**EXERCISE DETAILS:** Search each line of the data for the word "screenshot"; copy every line where it is found.

=== THE DATA ===

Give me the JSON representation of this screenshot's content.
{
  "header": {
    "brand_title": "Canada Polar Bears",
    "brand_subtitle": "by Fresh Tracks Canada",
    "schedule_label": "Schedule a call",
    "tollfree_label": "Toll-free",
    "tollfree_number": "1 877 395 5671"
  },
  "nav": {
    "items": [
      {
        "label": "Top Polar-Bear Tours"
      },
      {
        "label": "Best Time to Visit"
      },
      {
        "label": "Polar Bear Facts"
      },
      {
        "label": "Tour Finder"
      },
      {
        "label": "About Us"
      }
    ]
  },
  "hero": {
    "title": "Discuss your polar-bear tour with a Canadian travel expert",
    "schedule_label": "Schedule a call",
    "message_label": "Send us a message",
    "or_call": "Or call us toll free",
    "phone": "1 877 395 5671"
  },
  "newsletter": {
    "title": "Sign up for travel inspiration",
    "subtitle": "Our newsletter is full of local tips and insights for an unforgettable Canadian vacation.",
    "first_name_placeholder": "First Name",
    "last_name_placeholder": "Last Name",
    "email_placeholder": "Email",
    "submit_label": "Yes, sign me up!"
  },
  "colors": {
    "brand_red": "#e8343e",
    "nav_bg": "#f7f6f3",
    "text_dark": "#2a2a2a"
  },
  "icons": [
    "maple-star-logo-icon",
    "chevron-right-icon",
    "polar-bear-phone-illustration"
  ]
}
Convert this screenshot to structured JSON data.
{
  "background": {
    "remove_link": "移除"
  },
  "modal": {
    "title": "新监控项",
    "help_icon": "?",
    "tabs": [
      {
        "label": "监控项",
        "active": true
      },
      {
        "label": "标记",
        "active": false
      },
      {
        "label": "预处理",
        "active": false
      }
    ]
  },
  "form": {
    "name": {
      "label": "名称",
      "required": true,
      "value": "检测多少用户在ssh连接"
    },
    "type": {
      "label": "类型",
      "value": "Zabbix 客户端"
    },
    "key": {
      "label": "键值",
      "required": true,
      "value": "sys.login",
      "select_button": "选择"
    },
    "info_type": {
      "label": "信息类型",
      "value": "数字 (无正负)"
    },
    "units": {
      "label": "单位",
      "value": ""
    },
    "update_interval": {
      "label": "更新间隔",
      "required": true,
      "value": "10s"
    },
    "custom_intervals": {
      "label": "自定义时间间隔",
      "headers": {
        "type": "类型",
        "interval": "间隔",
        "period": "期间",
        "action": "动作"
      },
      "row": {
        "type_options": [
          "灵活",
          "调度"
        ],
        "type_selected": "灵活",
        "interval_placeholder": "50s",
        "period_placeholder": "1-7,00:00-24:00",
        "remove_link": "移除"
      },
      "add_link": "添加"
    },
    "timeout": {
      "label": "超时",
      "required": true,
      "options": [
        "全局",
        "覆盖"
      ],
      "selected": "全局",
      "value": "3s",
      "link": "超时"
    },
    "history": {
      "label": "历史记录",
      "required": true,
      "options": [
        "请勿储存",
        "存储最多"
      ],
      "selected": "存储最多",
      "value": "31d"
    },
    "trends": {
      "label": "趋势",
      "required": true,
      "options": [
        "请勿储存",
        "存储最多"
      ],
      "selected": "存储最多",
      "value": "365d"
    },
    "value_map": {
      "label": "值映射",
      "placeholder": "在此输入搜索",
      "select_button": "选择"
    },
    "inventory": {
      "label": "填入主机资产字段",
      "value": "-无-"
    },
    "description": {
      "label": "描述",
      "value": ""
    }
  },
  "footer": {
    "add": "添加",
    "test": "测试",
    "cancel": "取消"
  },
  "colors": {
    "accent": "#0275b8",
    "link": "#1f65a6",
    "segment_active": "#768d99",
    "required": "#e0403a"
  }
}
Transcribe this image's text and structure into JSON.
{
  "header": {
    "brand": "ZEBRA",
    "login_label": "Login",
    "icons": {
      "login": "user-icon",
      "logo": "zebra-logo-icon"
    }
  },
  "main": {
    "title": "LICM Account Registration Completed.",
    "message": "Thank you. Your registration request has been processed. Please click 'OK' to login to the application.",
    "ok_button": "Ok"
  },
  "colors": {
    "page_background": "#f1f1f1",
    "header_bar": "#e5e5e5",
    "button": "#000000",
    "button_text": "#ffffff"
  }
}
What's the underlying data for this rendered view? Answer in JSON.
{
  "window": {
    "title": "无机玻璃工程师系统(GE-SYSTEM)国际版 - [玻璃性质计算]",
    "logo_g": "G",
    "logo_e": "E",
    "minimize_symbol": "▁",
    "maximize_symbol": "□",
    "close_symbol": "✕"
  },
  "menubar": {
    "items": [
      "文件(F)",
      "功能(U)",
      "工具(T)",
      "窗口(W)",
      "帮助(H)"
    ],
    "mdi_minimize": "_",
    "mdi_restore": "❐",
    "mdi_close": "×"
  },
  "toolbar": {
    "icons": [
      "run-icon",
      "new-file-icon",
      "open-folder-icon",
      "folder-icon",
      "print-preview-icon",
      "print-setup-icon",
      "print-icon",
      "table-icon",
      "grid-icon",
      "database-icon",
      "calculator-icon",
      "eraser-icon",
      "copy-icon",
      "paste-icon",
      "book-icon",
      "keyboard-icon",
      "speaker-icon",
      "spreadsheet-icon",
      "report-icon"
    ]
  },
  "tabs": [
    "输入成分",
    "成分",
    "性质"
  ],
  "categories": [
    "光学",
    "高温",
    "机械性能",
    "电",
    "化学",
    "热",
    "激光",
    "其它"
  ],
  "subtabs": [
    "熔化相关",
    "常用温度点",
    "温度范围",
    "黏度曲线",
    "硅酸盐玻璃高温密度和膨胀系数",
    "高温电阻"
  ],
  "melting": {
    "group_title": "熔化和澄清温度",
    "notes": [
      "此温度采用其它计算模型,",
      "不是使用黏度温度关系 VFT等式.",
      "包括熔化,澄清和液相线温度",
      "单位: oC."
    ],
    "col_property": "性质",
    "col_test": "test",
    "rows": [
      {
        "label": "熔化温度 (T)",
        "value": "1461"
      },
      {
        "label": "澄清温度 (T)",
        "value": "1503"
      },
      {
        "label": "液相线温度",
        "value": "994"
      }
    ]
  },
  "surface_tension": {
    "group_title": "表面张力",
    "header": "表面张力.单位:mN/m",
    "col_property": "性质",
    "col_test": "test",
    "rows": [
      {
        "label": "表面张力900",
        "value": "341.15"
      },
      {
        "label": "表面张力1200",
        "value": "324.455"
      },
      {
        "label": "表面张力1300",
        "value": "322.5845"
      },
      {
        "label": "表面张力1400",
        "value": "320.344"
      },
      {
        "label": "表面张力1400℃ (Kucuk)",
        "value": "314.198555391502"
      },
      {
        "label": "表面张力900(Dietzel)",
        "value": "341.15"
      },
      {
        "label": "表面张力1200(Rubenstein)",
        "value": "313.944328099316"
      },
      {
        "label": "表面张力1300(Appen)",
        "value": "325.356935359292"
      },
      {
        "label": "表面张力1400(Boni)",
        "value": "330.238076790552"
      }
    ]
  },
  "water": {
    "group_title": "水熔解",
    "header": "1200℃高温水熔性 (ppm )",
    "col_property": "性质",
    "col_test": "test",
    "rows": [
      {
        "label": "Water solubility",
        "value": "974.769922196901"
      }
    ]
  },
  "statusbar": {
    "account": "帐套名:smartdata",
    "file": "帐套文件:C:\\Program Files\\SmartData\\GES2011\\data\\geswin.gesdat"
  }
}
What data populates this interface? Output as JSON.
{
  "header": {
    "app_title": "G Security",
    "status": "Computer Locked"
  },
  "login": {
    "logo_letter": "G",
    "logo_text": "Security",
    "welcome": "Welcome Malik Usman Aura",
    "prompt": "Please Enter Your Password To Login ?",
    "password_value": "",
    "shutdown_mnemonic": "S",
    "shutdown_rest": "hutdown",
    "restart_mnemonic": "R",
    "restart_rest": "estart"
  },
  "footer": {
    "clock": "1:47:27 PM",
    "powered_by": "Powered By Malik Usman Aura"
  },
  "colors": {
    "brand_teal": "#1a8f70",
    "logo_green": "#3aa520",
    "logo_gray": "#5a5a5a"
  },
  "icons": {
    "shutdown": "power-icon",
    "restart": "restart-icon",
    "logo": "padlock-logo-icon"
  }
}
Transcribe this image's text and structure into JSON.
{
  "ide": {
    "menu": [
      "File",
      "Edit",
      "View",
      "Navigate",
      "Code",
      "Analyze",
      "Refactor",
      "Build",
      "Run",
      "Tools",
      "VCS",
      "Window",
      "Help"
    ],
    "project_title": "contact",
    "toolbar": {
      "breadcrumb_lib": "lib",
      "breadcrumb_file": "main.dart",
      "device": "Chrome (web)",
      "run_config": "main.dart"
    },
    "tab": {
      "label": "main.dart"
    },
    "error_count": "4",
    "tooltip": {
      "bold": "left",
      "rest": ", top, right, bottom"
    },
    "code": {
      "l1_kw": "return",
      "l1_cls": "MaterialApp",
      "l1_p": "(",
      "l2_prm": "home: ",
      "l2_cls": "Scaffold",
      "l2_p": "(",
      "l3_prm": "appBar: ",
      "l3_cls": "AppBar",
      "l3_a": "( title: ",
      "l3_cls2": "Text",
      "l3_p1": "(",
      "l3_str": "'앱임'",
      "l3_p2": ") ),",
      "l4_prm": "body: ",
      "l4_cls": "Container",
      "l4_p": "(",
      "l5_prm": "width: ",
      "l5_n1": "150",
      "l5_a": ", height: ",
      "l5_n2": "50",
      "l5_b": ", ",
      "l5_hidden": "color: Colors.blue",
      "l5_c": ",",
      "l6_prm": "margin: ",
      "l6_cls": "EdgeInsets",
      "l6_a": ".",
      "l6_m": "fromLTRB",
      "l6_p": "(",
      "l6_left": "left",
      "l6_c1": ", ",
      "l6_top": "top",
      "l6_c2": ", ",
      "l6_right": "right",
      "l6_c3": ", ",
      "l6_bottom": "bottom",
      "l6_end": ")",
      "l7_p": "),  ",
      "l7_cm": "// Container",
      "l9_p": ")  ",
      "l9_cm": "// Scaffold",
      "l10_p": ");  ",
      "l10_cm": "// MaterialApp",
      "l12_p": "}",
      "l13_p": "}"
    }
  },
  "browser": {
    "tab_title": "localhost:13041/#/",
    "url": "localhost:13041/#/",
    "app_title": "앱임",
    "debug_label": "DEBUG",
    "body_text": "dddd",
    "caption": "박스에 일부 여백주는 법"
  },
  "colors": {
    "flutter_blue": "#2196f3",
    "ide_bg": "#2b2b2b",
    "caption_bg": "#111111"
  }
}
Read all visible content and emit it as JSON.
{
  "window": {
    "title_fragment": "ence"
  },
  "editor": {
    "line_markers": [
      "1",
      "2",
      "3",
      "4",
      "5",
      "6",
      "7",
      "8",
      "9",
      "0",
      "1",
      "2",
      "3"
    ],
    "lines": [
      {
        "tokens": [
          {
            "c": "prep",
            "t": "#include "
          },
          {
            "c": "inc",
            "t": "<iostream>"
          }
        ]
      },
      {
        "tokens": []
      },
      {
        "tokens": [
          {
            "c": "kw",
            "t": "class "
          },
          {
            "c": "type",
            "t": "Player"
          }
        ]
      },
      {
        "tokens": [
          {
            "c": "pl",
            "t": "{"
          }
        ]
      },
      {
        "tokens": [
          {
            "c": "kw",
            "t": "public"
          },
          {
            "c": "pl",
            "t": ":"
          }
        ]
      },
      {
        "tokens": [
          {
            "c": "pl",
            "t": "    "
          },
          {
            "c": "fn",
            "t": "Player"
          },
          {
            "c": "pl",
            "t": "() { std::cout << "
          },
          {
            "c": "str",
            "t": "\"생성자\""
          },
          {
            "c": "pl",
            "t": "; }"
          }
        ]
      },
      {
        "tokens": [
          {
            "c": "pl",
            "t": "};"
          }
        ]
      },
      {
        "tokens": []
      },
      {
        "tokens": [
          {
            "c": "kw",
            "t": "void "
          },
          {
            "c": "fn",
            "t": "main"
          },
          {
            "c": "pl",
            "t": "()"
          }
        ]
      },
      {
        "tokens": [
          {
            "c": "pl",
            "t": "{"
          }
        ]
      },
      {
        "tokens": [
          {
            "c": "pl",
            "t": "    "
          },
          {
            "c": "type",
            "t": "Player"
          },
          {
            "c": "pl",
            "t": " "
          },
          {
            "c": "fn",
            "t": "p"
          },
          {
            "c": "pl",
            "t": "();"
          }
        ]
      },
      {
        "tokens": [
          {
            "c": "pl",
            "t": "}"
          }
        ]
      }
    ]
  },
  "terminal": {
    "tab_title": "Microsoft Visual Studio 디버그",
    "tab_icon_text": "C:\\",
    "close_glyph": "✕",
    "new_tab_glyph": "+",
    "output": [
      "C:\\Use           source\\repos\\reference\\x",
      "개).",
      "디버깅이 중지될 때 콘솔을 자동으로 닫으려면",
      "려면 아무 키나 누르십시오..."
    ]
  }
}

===

**EXERCISE OUTPUT:**
Give me the JSON representation of this screenshot's content.
Convert this screenshot to structured JSON data.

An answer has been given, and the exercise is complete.